DIRECTIONS FOR THIS TASK –
Say how many lines of the listing below hold the word "icon". Give only that number.

DATA –
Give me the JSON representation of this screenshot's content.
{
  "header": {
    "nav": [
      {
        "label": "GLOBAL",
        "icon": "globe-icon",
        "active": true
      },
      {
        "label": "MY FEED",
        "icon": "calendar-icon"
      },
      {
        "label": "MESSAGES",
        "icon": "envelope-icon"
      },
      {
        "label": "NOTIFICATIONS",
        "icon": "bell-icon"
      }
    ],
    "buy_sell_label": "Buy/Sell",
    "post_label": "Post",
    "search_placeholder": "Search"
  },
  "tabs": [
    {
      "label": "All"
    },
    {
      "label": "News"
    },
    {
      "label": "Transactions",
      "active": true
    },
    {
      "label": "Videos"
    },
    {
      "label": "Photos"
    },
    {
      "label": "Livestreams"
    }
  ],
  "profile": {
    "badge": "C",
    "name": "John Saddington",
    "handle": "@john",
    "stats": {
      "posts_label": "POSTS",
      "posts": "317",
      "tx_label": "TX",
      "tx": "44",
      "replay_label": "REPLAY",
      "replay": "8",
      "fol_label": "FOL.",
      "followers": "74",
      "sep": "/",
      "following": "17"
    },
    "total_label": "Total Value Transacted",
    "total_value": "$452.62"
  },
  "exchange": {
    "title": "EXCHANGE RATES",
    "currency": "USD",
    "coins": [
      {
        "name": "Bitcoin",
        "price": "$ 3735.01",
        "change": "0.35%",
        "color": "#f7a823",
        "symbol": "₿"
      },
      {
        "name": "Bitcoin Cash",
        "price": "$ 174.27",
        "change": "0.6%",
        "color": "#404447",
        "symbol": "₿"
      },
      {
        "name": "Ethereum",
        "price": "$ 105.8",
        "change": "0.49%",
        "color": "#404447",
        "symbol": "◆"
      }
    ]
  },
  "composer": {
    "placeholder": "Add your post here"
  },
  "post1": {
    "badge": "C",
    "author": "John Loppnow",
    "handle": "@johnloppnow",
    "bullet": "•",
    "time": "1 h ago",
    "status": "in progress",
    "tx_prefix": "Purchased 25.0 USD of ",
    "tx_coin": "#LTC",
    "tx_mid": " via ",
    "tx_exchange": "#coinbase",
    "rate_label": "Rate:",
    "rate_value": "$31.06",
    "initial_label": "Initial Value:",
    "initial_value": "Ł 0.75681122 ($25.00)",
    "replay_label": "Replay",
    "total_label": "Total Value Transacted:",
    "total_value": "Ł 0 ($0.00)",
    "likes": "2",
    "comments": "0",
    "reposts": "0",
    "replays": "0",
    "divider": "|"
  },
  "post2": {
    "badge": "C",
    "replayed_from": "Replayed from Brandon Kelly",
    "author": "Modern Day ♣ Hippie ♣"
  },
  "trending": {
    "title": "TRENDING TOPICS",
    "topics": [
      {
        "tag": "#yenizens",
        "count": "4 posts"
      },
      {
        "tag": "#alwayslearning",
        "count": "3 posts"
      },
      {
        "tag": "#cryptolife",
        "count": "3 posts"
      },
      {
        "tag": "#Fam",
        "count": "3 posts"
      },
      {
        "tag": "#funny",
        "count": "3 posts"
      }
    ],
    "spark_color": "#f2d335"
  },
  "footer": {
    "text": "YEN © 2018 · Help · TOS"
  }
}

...

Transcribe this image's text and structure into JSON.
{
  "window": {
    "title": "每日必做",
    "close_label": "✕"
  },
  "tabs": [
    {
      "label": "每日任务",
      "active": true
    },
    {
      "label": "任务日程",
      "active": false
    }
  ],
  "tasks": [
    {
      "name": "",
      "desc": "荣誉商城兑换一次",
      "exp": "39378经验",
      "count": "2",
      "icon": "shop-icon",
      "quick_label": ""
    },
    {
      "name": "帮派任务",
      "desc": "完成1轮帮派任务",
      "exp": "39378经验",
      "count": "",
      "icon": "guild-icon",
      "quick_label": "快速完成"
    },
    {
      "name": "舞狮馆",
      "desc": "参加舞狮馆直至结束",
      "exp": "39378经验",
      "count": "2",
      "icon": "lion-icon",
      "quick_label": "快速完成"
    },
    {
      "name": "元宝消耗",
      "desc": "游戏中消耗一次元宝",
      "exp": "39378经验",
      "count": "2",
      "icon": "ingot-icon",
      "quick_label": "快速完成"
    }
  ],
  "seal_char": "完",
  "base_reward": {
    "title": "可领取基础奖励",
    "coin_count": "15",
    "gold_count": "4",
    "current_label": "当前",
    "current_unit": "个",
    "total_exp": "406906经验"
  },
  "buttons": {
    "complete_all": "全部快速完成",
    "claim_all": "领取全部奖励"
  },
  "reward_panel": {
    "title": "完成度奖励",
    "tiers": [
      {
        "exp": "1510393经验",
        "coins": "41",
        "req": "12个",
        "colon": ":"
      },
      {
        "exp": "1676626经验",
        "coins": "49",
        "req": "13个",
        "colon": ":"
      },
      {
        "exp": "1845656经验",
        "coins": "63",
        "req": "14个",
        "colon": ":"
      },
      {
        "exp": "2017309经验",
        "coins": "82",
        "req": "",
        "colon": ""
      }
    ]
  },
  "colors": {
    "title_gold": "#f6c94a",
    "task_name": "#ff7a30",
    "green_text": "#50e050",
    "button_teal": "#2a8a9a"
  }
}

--

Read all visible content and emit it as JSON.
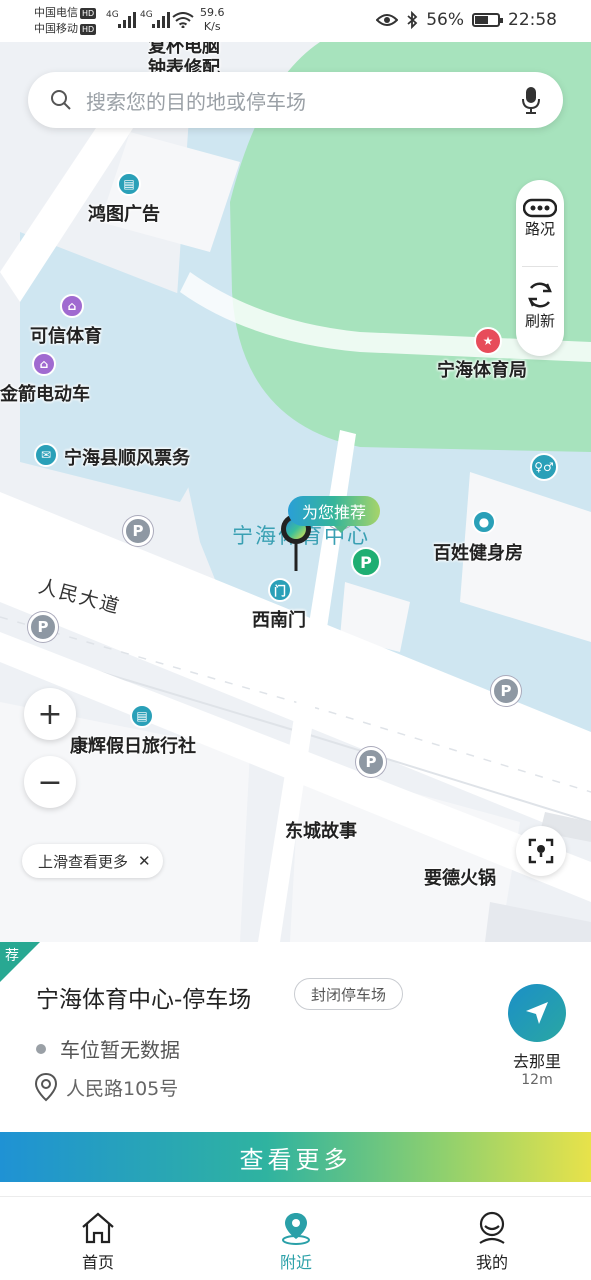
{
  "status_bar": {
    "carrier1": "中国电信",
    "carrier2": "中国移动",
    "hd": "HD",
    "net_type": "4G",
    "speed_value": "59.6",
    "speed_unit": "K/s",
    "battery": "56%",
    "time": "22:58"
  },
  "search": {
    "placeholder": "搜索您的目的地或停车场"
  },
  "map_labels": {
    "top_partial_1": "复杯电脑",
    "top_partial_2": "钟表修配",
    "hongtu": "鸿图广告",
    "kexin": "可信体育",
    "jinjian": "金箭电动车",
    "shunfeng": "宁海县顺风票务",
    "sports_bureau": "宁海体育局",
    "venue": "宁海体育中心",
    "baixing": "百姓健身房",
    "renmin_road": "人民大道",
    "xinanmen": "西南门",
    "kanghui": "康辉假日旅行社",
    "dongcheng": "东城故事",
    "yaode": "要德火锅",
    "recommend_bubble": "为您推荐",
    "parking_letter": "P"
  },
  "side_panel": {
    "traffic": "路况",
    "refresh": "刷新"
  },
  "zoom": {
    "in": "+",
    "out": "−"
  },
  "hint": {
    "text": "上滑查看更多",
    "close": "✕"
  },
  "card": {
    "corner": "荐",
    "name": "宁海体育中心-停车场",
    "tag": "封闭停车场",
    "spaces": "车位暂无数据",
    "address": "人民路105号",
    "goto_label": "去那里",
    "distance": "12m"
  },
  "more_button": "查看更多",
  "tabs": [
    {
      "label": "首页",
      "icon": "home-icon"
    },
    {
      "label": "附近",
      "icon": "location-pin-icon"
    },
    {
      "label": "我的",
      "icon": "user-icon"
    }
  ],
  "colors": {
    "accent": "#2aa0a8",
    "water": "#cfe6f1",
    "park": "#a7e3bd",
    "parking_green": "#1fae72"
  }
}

RESULT OF THE TASK –
11